I quite enjoyed this story from Nnedi Okorafor. Structurally, it’s quite similar to the first Harry Potter novel (and many other such stories) – a young outsider with an unstable family situation discovers something special about herself, and a hidden world full of people with magical power, often goofy, and with a cadre of young juju-using friends and a mysterious enemy on the horizon. It also seems to be directed at a younger YA/MG audience, although I found plenty to enjoy.

I found the plot and the inevitable battle engaging but not really original or strategic. In the climactic engagement, the characters did use abilities and followed traits developed earlier, but there wasn’t a really a cycle of defeat, setback, learning, and reengagement which might have made it more than just an unstoppable train towards predetermined destiny. It was still exciting, though. I actually enjoyed the big soccer game more than the battle, even though that was just a pure sports-movie feel-good scene.

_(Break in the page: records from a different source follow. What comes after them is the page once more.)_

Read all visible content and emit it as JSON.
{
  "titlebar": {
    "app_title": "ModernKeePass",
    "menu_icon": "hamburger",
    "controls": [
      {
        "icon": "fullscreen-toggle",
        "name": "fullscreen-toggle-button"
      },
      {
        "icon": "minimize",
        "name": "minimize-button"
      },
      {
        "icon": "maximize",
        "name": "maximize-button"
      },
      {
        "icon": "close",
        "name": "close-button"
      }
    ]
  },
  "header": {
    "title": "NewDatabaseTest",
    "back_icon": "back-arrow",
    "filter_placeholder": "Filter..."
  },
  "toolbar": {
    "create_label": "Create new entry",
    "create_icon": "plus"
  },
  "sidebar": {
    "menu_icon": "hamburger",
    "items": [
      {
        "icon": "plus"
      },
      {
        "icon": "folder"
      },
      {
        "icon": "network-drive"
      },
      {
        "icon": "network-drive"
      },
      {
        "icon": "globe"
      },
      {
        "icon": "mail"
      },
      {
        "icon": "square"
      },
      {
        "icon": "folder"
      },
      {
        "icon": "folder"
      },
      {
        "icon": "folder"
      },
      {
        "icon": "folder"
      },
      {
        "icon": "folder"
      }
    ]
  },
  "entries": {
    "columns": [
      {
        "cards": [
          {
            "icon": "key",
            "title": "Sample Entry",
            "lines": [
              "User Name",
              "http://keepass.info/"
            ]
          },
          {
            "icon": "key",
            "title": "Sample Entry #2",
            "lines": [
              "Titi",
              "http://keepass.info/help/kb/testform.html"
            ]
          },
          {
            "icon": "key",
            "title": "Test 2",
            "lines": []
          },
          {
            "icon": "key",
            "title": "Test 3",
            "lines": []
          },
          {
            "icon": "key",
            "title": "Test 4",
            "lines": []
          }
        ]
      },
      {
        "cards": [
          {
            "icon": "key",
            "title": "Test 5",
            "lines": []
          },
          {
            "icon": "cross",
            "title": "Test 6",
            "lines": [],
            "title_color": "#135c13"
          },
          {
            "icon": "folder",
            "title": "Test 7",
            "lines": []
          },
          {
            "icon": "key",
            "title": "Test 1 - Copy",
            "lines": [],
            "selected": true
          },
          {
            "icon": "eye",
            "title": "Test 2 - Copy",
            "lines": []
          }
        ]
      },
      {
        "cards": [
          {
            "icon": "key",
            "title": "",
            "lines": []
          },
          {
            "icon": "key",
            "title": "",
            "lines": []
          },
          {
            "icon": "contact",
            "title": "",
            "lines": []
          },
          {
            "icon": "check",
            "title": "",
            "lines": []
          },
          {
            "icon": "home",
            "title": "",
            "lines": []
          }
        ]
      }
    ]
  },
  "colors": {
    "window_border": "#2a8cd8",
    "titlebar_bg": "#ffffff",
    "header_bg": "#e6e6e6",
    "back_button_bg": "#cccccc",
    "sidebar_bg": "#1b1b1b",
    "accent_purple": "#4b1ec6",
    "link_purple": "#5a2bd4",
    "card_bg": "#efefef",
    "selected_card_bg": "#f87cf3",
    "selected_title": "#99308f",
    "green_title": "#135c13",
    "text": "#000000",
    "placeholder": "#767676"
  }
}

What sets this book apart from others are three things – first, a very appealing main character, second, a rich and wonderfully detailed magic system and community and world, and third and perhaps most important for this Iowan, a window into everyday life and culture in Nigeria. All of these elevated the story well above a typical magic school tale and made reading memorable and rewarding.